“Justice has prevailed,” said Louisville Archbishop Joseph Kurtz, president of the U.S. Conference of Catholic Bishops (USCCB), in a joint statement with Baltimore Archbishop William Lori, chairman of the USCCB’s Ad Hoc Committee for Religious Liberty, lauding the court’s decision.
“It’s a great day for the religious freedom of family businesses.”
But the bishops said that they will not rest until there is a fulll restoration of all Americans' religious freedom.
“Now is the time to redouble our efforts to build a culture that fully respects religious freedom,” the bishops added, noting that the ruling “did not decide whether the so-called ‘accommodation’ violates [the Religious Freedom Restoration Act] RFRA when applied to our charities, hospitals and schools, so many of which have challenged it as a burden on their religious exercise.”
Conservative members of Congress were also pleased with the ruling.
“I am extremely encouraged by today’s Supreme Court decision to uphold the religious liberty rights of the Green family of Hobby Lobby,” Rep. Michele Bachmann (R-MN) said in a statement issued shortly after the ruling was released.
“At its core, today’s decision was about the right of individual and family business owners to be free from government mandates that force them to deny their sincerely-held religious beliefs.
Others praised the court for curbing the federal government’s overreach and restoring freedom of conscience rights that were being denied under the HHS contraceptive mandate.
“It clearly works against those free-thinking women CWA represents who reject society's imposed feminist values for the freedom envisioned by our founding principles of liberty and justice for all.”
"The Justices have done the country a great service today by staying true to those principles and preserving religious liberty for all, including the women represented by the other side,” Nance said.
"The government requirement that businesses provide contraception coverage never had a constitutional leg to stand on, and yet the government continued to claim power it doesn’t have and to target people of faith.

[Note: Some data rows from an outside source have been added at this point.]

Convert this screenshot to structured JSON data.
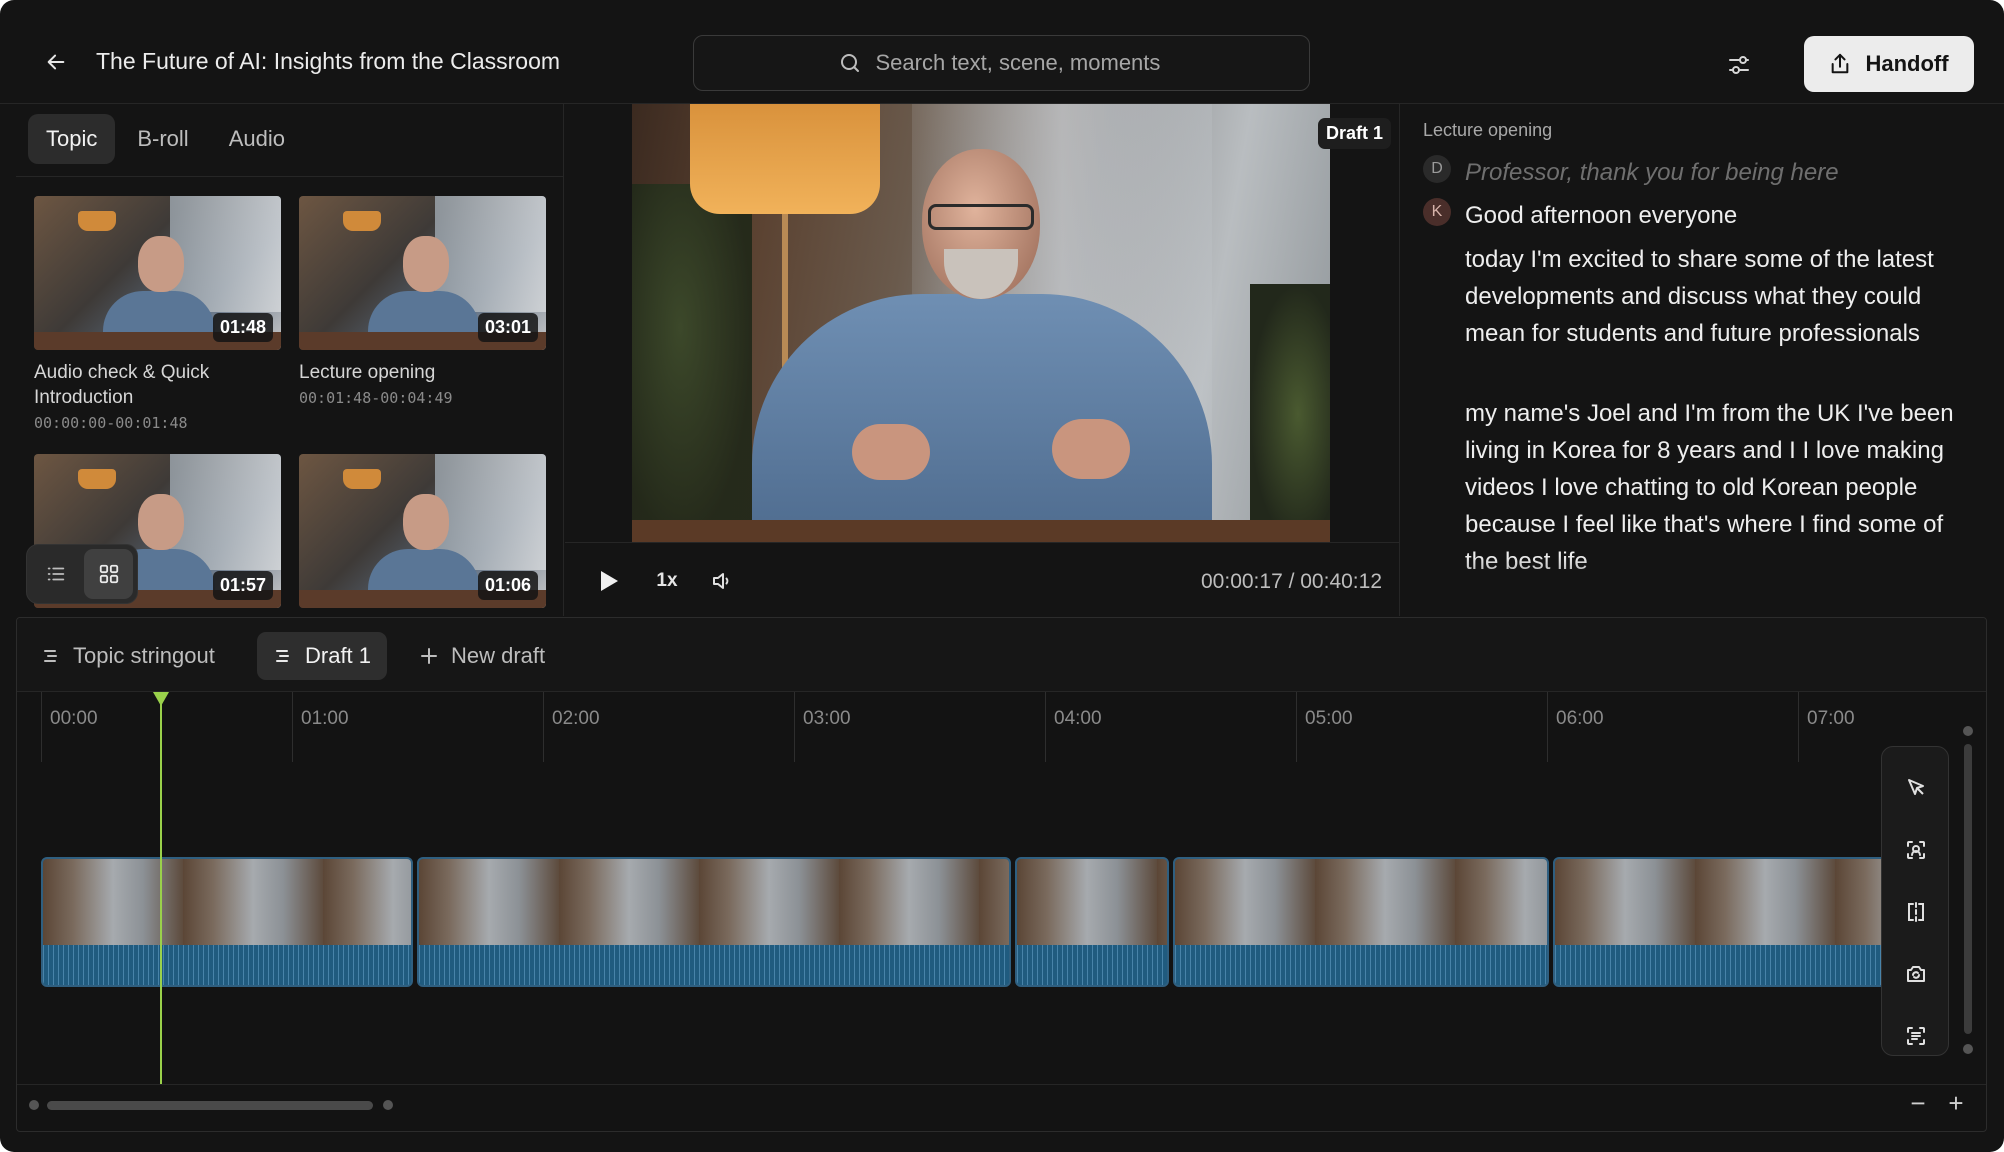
{
  "header": {
    "back_icon": "arrow-left-icon",
    "title": "The Future of AI: Insights from the Classroom",
    "search_placeholder": "Search text, scene, moments",
    "filter_icon": "sliders-icon",
    "handoff_label": "Handoff",
    "handoff_icon": "share-upload-icon"
  },
  "left_panel": {
    "tabs": [
      {
        "label": "Topic",
        "active": true
      },
      {
        "label": "B-roll",
        "active": false
      },
      {
        "label": "Audio",
        "active": false
      }
    ],
    "clips": [
      {
        "duration": "01:48",
        "title": "Audio check & Quick Introduction",
        "timerange": "00:00:00-00:01:48"
      },
      {
        "duration": "03:01",
        "title": "Lecture opening",
        "timerange": "00:01:48-00:04:49"
      },
      {
        "duration": "01:57",
        "title": "",
        "timerange": ""
      },
      {
        "duration": "01:06",
        "title": "",
        "timerange": ""
      }
    ],
    "view_toggle": {
      "list_icon": "list-icon",
      "grid_icon": "grid-icon",
      "active": "grid"
    }
  },
  "player": {
    "draft_badge": "Draft 1",
    "speed": "1x",
    "timecode": "00:00:17 / 00:40:12",
    "play_icon": "play-icon",
    "volume_icon": "volume-icon"
  },
  "transcript": {
    "section": "Lecture opening",
    "lines": [
      {
        "speaker": "D",
        "text": "Professor, thank you for being here",
        "muted": true
      },
      {
        "speaker": "K",
        "text": "Good afternoon everyone",
        "muted": false
      }
    ],
    "paragraphs": [
      "today I'm excited to share some of the latest developments and discuss what they could mean for students and future professionals",
      "my name's Joel and I'm from the UK I've been living in Korea for 8 years and I I love making videos I love chatting to old Korean people because I feel like that's where I find some of the best life"
    ]
  },
  "timeline": {
    "draft_tabs": [
      {
        "label": "Topic stringout",
        "active": false,
        "icon": "stringout-icon"
      },
      {
        "label": "Draft 1",
        "active": true,
        "icon": "stringout-icon"
      },
      {
        "label": "New draft",
        "active": false,
        "icon": "plus-icon"
      }
    ],
    "ruler": [
      "00:00",
      "01:00",
      "02:00",
      "03:00",
      "04:00",
      "05:00",
      "06:00",
      "07:00"
    ],
    "tools": [
      "cursor-icon",
      "scan-face-icon",
      "split-icon",
      "camera-swap-icon",
      "scan-text-icon"
    ],
    "zoom_out": "−",
    "zoom_in": "+"
  },
  "colors": {
    "background": "#141414",
    "accent_playhead": "#9ad14b",
    "clip_blue": "#1f5a7c",
    "handoff_bg": "#ececec"
  }
}
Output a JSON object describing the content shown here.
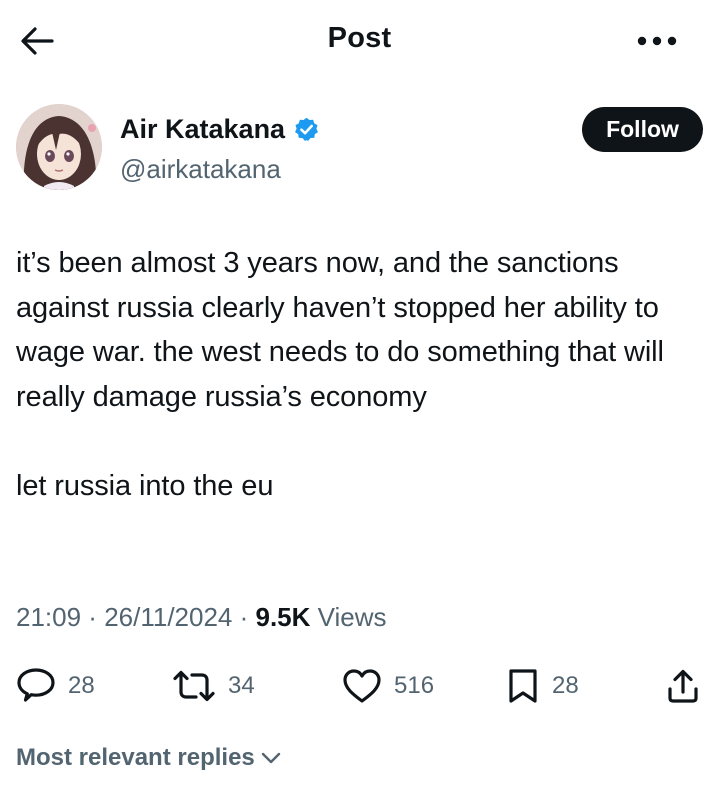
{
  "header": {
    "title": "Post",
    "back_icon": "arrow-left-icon",
    "more_icon": "more-dots-icon"
  },
  "author": {
    "display_name": "Air Katakana",
    "handle": "@airkatakana",
    "verified": true,
    "verified_icon": "verified-badge-icon",
    "follow_label": "Follow"
  },
  "post": {
    "text": "it’s been almost 3 years now, and the sanctions against russia clearly haven’t stopped her ability to wage war. the west needs to do something that will really damage russia’s economy\n\nlet russia into the eu",
    "time": "21:09",
    "date": "26/11/2024",
    "views_count": "9.5K",
    "views_label": "Views"
  },
  "actions": {
    "replies": "28",
    "reposts": "34",
    "likes": "516",
    "bookmarks": "28"
  },
  "replies_sort": {
    "label": "Most relevant replies"
  },
  "colors": {
    "text_primary": "#0f1419",
    "text_secondary": "#536471",
    "verified_blue": "#1d9bf0",
    "follow_bg": "#0f1419"
  }
}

Today’s decision confirms what’s been true all along: business owners do not need to check their faith at their company doors,” said Tim Wildmon, president of American Family Association (AFA).
Twila Brase, co-founder and president of the Citizens Council for Health Freedom (CCHF), noted that religious business owners are not the only ones whose freedoms have been trampled upon by Obamacare.
“Our government has worked to force everyone to do something politicians think is best regardless of conscientious beliefs,” Brase said. “Today’s decision has given back freedom to a certain group when it comes to the contraception mandate."
“But Obamacare has essentially trampled over the freedoms of all Americans, including those who want to be free from government health care altogether. That will be the next step to fight for. And that, of course, will require repealing the law," Brase said.
Religious leaders called the ruling “a huge victory,” not only for business owners who want to practice their faith, but also for the unborn.
“This is a rebuke to the Obama administration's extremist argument that the government can force employers to choose between their faith and crippling fines. Our First Freedom stands tall, and Americans can go on with their business without fear of government bullies targeting them for their faith," said Ashley McGuire, senior fellow at The Catholic Association.
The ruling “sends an unmistakable message to the Obama administration that it cannot continue to run roughshod over the religious liberty rights of Americans,” agreed Catholic League president Bill Donohue.
“This decision will further disable ObamaCare: Over 100 million are already exempt, and now we can add ‘Hobby Lobby’ type businesses to the list. Not for nothing does Justice Ruth Bader Ginsburg fear that this ruling may cause ‘havoc’ to ObamaCare. Hope she's right,” Donohue added.
“This case marks a huge victory for religious liberty and rights of conscience,” said Dr. Alex McFarland, director of the Center for Christian Worldview at
“But it’s also important to understand that this is also a win for the rights of the unborn. To require companies to pay for access to abortion-inducing drugs, which is what the Obamacare contraception mandate does, is forcing companies to put their money into the philosophy that says killing the unborn is acceptable and desirable,” McFarland said.
But not everybody was happy with the court’s decision.
“NARAL’s message has always been clear: bosses who want control over their employees' personal medical decisions are offensive, out of touch, and out of bounds, and so is this ruling,” said NARAL Pro-Choice America president Ilyse Hogue.
“We call upon Congress to right this wrong, and we will work tirelessly with our allies and member activists to make sure that the people who would stand between a woman and her doctor are held accountable," she said.
“This is not a decision that advances religious freedom – it is a decision that enshrines religious privilege over and above employee well-being,” claimed Ronald Lindsay, president and CEO of the Center For Inquiry (CFI), which filed an amicus brief in support of the contraceptive mandate.
“Today’s Court decision by five men sets an outrageous precedent, putting women’s health at risk by singling out women’s health care for discrimination,” agreed Nita Chaudhary, co-founder of UltraViolet.
“This ruling is startling in its sweeping implications-- and imperils women’s access to comprehensive health care. We urge President Obama and Congress to take action to immediately remedy this injustice,” she said.